I was so frustrated this weekend because I wasn’t getting better. Usually there is at least one day that I feel a little bit normal. There was no normal this time. I spent all day Friday and Saturday on the couch. I didn’t want to eat. I couldn’t sleep. I felt so dirty and couldn’t figure out how to make it to the shower because I was so dizzy.
A pill for my stomach. A pill for a tight chest. A pill for a headache. This is what I have been preparing myself for. For everyone else, Thursday was the end – the last chemo. And I understand the enthusiasm. But, I knew that while the wall numbers may say zero, my body is also at zero.
While we should celebrate our final chemo days, for it is a big deal, we also need to be patient and kind with our bodies. Six months of built-up poison, destroyed cells, and mental blocks doesn’t go away with the final drug.
I have called this period of my life the Punxsutawney phil period – six months of winter. Ironically, we are actually heading into winter in Uruguay. But I think this is even more fitting. That girl at the beginning of diagnosis really thought “get through this six months and go back to real life.” But that isn’t reality, is it. Because long after the chemo and shots and scans is still a period of physical and mental recovery. There is still a fear of what if this happens again. And I am not sure when that will go away. I do know that I have months of muscle recovery from months of inactivity. I have at least a few weeks of feeling tired because I have weeks of cell recovery. I can’t even eat sushi for another month! I may not be able to make it out past 10 for a while. My tastebuds may decide that certain foods are still really gross for a while. Just as my hair won’t grow back over night, recovery doesn’t happen over night.
As the rain falls on this very grey day and my body is hovering at 75%, I am reminded that I am not superwoman. I have made it through chemo. Hopefully, I have made it through cancer. But winter is not over just yet. Jackets, scarfs, hats, and naps are definitely still needed.
3 thoughts on “The Days after Chemo Number 12”
We will all be here to support and cheer you on for as long as it takes. Your body is in recovery and it might take a while for your mind to heal too, but just know so many of us are out here thinking of you, sending good vibes and will lift a glass to the end of your chemo whenever YOU are ready. XO
You’ve been through more than I ever had to, but I think know a lot of the feelings you have right now. And I’m really hoping you are going to be surprised at how quickly your spirit lifts. Soon you will wake up feeling a little bit better than you did the day before. And then you’ll feel a little better the next day, and the next. And suddenly you’ll REALLY understand that you are done. There is no more chemo. You’re not pulling yourself up to get knocked down again. Your up and your staying up. (And fuck you cancer).
I’m not saying there isn’t going to be a lot of worrying, and I’m sure there will be a lot of hard moments. But I think soon you’ll know that rock bottom is behind. You’ll start to feel that your body is alive again.

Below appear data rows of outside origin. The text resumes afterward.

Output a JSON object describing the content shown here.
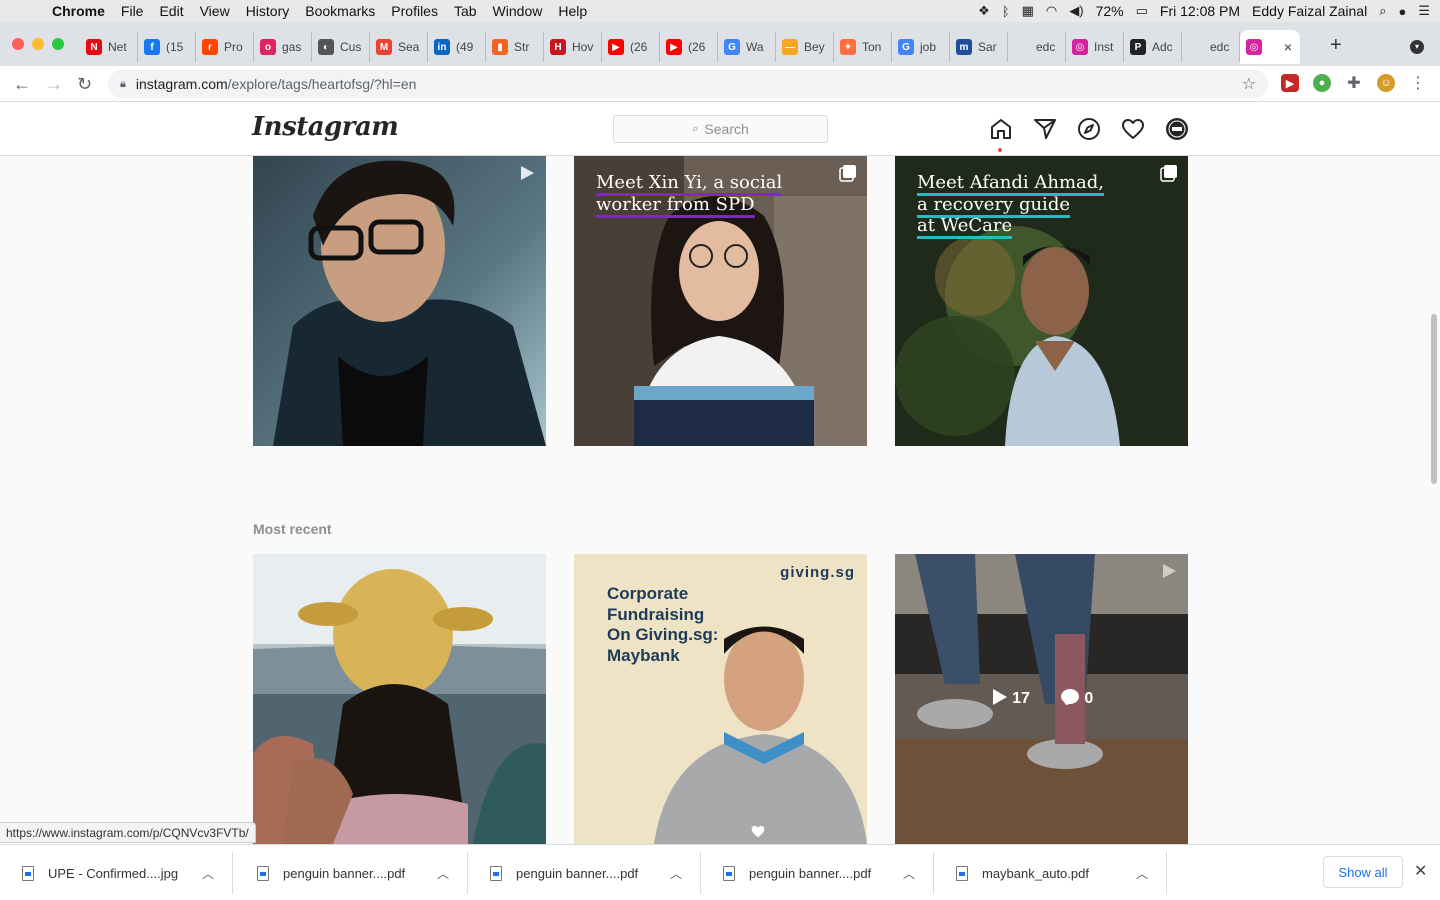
{
  "menubar": {
    "app": "Chrome",
    "items": [
      "File",
      "Edit",
      "View",
      "History",
      "Bookmarks",
      "Profiles",
      "Tab",
      "Window",
      "Help"
    ],
    "battery": "72%",
    "clock": "Fri 12:08 PM",
    "user": "Eddy Faizal Zainal"
  },
  "tabs": [
    {
      "label": "Net",
      "color": "#e50914",
      "glyph": "N"
    },
    {
      "label": "(15",
      "color": "#1877f2",
      "glyph": "f"
    },
    {
      "label": "Pro",
      "color": "#ff4500",
      "glyph": "r"
    },
    {
      "label": "gas",
      "color": "#e0245e",
      "glyph": "o"
    },
    {
      "label": "Cus",
      "color": "#555555",
      "glyph": "◐"
    },
    {
      "label": "Sea",
      "color": "#ea4335",
      "glyph": "M"
    },
    {
      "label": "(49",
      "color": "#0a66c2",
      "glyph": "in"
    },
    {
      "label": "Str",
      "color": "#f26522",
      "glyph": "▮"
    },
    {
      "label": "Hov",
      "color": "#c4161c",
      "glyph": "H"
    },
    {
      "label": "(26",
      "color": "#ff0000",
      "glyph": "▶"
    },
    {
      "label": "(26",
      "color": "#ff0000",
      "glyph": "▶"
    },
    {
      "label": "Wa",
      "color": "#4285f4",
      "glyph": "G"
    },
    {
      "label": "Bey",
      "color": "#f5a623",
      "glyph": "—"
    },
    {
      "label": "Ton",
      "color": "#ff6f3c",
      "glyph": "✦"
    },
    {
      "label": "job",
      "color": "#4285f4",
      "glyph": "G"
    },
    {
      "label": "Sar",
      "color": "#1f4e9c",
      "glyph": "m"
    },
    {
      "label": "edc",
      "color": "#dee1e6",
      "glyph": ""
    },
    {
      "label": "Inst",
      "color": "#d6249f",
      "glyph": "◎"
    },
    {
      "label": "Adc",
      "color": "#222222",
      "glyph": "P"
    },
    {
      "label": "edc",
      "color": "#dee1e6",
      "glyph": ""
    }
  ],
  "active_tab": {
    "close": "×"
  },
  "address": {
    "host": "instagram.com",
    "path": "/explore/tags/heartofsg/?hl=en"
  },
  "instagram": {
    "logo": "Instagram",
    "search_placeholder": "Search"
  },
  "posts_top": [
    {
      "type": "video"
    },
    {
      "type": "carousel",
      "caption_lines": [
        "Meet Xin Yi, a social",
        "worker from SPD"
      ],
      "underline": "#7b2cbf"
    },
    {
      "type": "carousel",
      "caption_lines": [
        "Meet Afandi Ahmad,",
        "a recovery guide",
        "at WeCare"
      ],
      "underline": "#2bb7c4"
    }
  ],
  "most_recent": {
    "title": "Most recent",
    "posts": [
      {
        "type": "photo"
      },
      {
        "type": "photo",
        "brand": "giving.sg",
        "title_lines": [
          "Corporate",
          "Fundraising",
          "On Giving.sg:",
          "Maybank"
        ]
      },
      {
        "type": "video",
        "plays": "17",
        "comments": "0"
      }
    ]
  },
  "status_url": "https://www.instagram.com/p/CQNVcv3FVTb/",
  "downloads": [
    {
      "name": "UPE - Confirmed....jpg"
    },
    {
      "name": "penguin banner....pdf"
    },
    {
      "name": "penguin banner....pdf"
    },
    {
      "name": "penguin banner....pdf"
    },
    {
      "name": "maybank_auto.pdf"
    }
  ],
  "show_all": "Show all"
}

You might even find yourself spontaneously wanting to skip and run and dance, just because now your body can.
Winter isn’t over, but spring is on its way.
“Winter isn’t over but spring is on its way” is an amazingly succinct expression of the truth. Especially since seasons are cyclic and there is always winter in front of us.

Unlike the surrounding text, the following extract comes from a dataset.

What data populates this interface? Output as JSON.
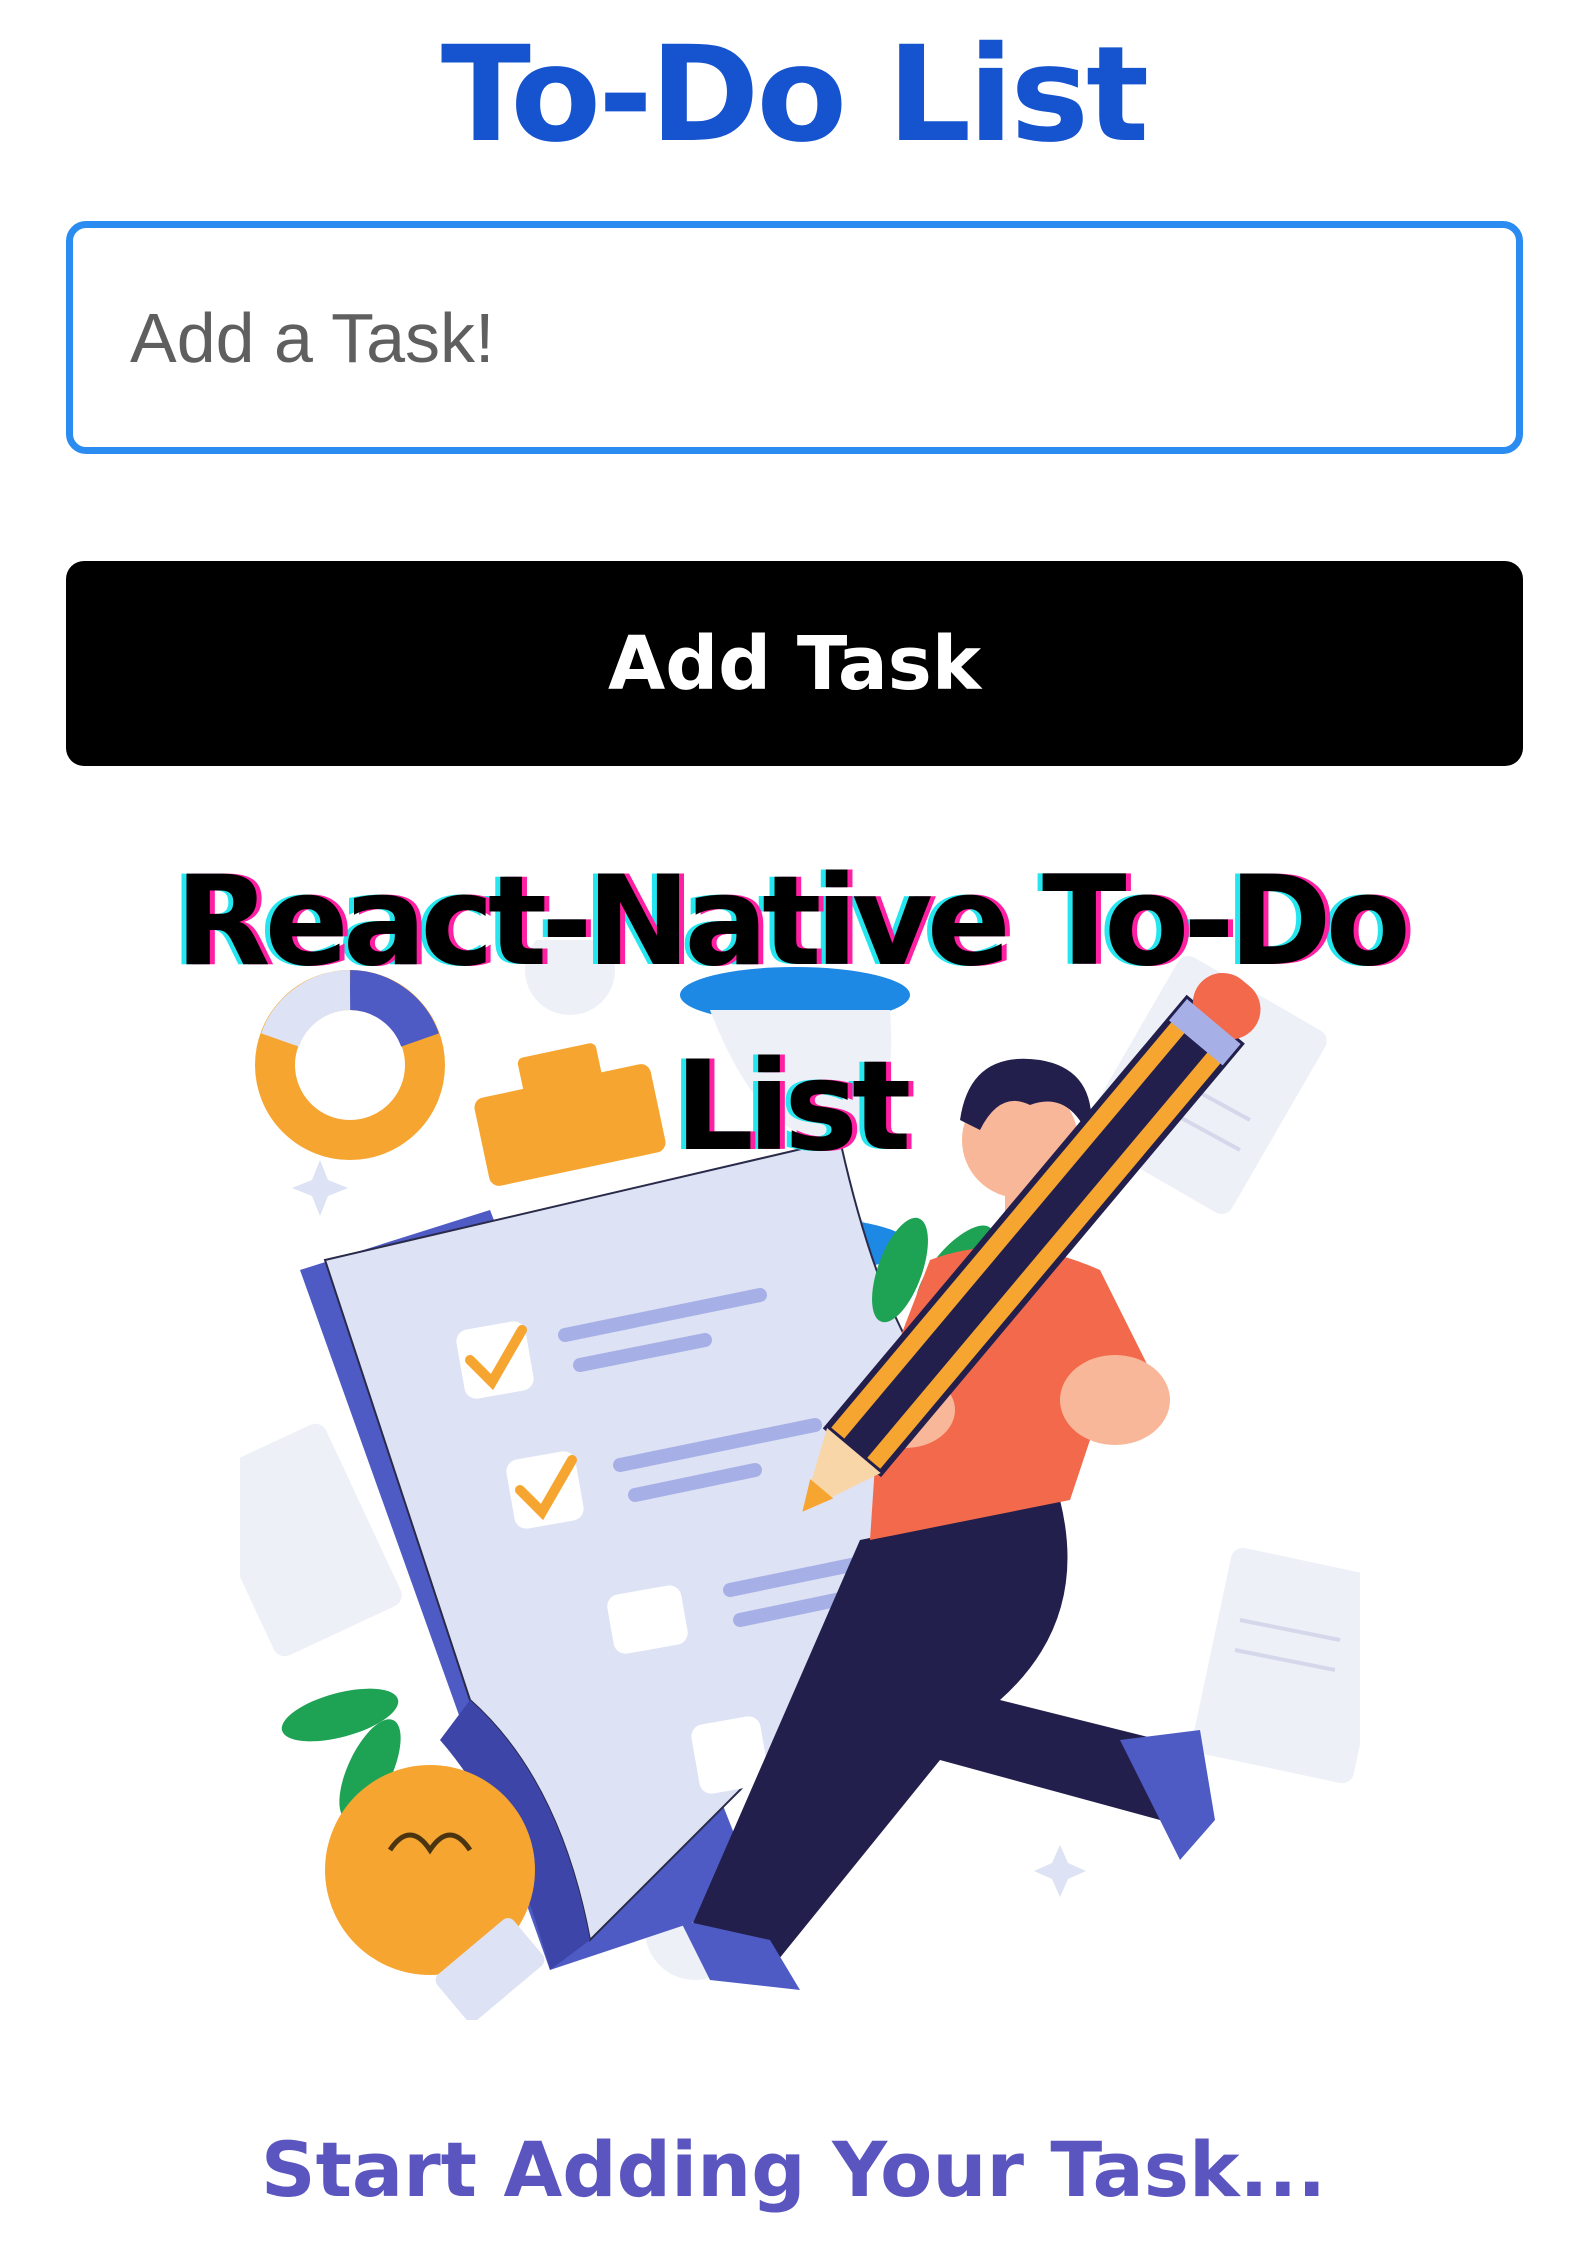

BUT don’t discount what you have achieved: you are 6 months ahead of where you were when diagnosed: you worked hard during those 6 months and are in a better position (long-term) than you were 6 months ago.

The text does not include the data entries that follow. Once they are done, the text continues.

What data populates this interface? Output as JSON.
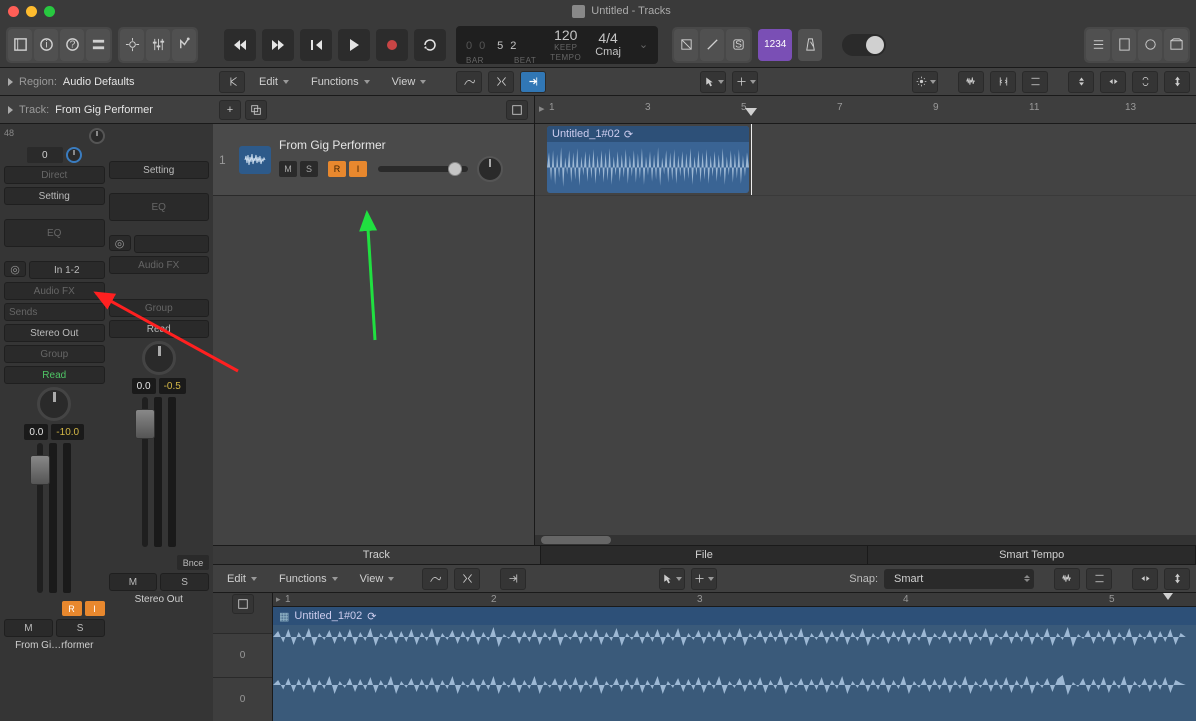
{
  "window": {
    "title": "Untitled - Tracks"
  },
  "lcd": {
    "bars_dim": "0 0",
    "bars_main": "5 2",
    "bar_label": "BAR",
    "beat_label": "BEAT",
    "tempo_val": "120",
    "tempo_sub": "KEEP",
    "tempo_label": "TEMPO",
    "sig_val": "4/4",
    "key_val": "Cmaj"
  },
  "toolbar": {
    "number_btn": "1234"
  },
  "region_bar": {
    "label": "Region:",
    "value": "Audio Defaults"
  },
  "track_bar": {
    "label": "Track:",
    "value": "From Gig Performer"
  },
  "channel1": {
    "top_num": "48",
    "zero": "0",
    "direct": "Direct",
    "setting": "Setting",
    "eq": "EQ",
    "input": "In 1-2",
    "audiofx": "Audio FX",
    "sends": "Sends",
    "out": "Stereo Out",
    "group": "Group",
    "read": "Read",
    "db1": "0.0",
    "db2": "-10.0",
    "rec": "R",
    "mon": "I",
    "mute": "M",
    "solo": "S",
    "name": "From Gi…rformer"
  },
  "channel2": {
    "setting": "Setting",
    "eq": "EQ",
    "audiofx": "Audio FX",
    "out": "",
    "group": "Group",
    "read": "Read",
    "db1": "0.0",
    "db2": "-0.5",
    "bnce": "Bnce",
    "mute": "M",
    "solo": "S",
    "name": "Stereo Out"
  },
  "arrange_menu": {
    "edit": "Edit",
    "functions": "Functions",
    "view": "View"
  },
  "track": {
    "num": "1",
    "name": "From Gig Performer",
    "mute": "M",
    "solo": "S",
    "rec": "R",
    "mon": "I"
  },
  "region": {
    "name": "Untitled_1#02"
  },
  "ruler": [
    "1",
    "3",
    "5",
    "7",
    "9",
    "11",
    "13"
  ],
  "editor_tabs": {
    "track": "Track",
    "file": "File",
    "smart": "Smart Tempo"
  },
  "editor_toolbar": {
    "edit": "Edit",
    "functions": "Functions",
    "view": "View",
    "snap_label": "Snap:",
    "snap_value": "Smart"
  },
  "editor_ruler": [
    "1",
    "2",
    "3",
    "4",
    "5"
  ],
  "editor_region_name": "Untitled_1#02",
  "editor_channels": [
    "0",
    "0"
  ]
}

Of course you are a different person than you were 6 months ago: that’s always the case, but 6 months like the ones you’ve just experienced result in more substantial changes than the run-of-the-mill 6 months. 6 months from now: you’ll be a different person too.
Tranquila. You’re amazing.